### Problem description
Nothing but the lines from the one containing "What data populates" through the end of the data should be output, each reproduced exactly.
----
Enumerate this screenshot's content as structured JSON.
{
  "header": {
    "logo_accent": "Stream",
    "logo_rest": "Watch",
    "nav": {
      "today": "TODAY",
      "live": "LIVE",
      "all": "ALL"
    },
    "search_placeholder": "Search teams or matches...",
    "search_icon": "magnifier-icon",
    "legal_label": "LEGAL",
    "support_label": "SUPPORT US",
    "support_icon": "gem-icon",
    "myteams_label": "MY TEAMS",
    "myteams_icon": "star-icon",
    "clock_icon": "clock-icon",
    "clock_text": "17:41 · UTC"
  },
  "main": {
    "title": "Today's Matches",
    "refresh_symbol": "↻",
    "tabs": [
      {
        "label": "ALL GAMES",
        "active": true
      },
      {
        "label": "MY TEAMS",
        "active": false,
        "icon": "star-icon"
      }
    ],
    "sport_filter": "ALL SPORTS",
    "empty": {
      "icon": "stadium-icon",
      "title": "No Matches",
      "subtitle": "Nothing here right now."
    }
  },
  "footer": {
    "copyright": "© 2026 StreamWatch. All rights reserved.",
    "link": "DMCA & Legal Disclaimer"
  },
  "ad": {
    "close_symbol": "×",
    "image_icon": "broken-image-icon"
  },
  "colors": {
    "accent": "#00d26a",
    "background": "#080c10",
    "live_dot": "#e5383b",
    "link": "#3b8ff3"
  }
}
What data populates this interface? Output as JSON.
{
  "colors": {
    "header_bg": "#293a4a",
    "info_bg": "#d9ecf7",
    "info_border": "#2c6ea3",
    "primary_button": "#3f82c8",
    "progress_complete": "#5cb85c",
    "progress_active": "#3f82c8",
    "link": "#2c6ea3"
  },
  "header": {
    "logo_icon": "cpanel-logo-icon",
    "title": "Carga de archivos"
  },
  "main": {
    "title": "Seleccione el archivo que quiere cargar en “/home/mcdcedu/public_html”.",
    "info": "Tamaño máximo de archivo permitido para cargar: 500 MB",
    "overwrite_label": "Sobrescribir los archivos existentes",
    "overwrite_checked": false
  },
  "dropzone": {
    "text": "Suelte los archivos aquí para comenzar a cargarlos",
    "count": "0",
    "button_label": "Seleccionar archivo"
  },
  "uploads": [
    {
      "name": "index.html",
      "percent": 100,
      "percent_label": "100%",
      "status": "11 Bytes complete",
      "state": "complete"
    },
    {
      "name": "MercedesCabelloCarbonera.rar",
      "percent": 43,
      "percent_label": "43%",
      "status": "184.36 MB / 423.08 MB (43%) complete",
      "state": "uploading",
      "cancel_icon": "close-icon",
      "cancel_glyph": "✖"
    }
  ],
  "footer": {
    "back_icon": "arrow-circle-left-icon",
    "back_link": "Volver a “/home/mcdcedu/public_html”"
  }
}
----
### Result below
What data populates this interface? Output as JSON.
{
  "colors": {
    "header_bg": "#293a4a",
    "info_bg": "#d9ecf7",
    "info_border": "#2c6ea3",
    "primary_button": "#3f82c8",
    "progress_complete": "#5cb85c",
    "progress_active": "#3f82c8",
    "link": "#2c6ea3"
  },
  "header": {
    "logo_icon": "cpanel-logo-icon",
    "title": "Carga de archivos"
  },
  "main": {
    "title": "Seleccione el archivo que quiere cargar en “/home/mcdcedu/public_html”.",
    "info": "Tamaño máximo de archivo permitido para cargar: 500 MB",
    "overwrite_label": "Sobrescribir los archivos existentes",
    "overwrite_checked": false
  },
  "dropzone": {
    "text": "Suelte los archivos aquí para comenzar a cargarlos",
    "count": "0",
    "button_label": "Seleccionar archivo"
  },
  "uploads": [
    {
      "name": "index.html",
      "percent": 100,
      "percent_label": "100%",
      "status": "11 Bytes complete",
      "state": "complete"
    },
    {
      "name": "MercedesCabelloCarbonera.rar",
      "percent": 43,
      "percent_label": "43%",
      "status": "184.36 MB / 423.08 MB (43%) complete",
      "state": "uploading",
      "cancel_icon": "close-icon",
      "cancel_glyph": "✖"
    }
  ],
  "footer": {
    "back_icon": "arrow-circle-left-icon",
    "back_link": "Volver a “/home/mcdcedu/public_html”"
  }
}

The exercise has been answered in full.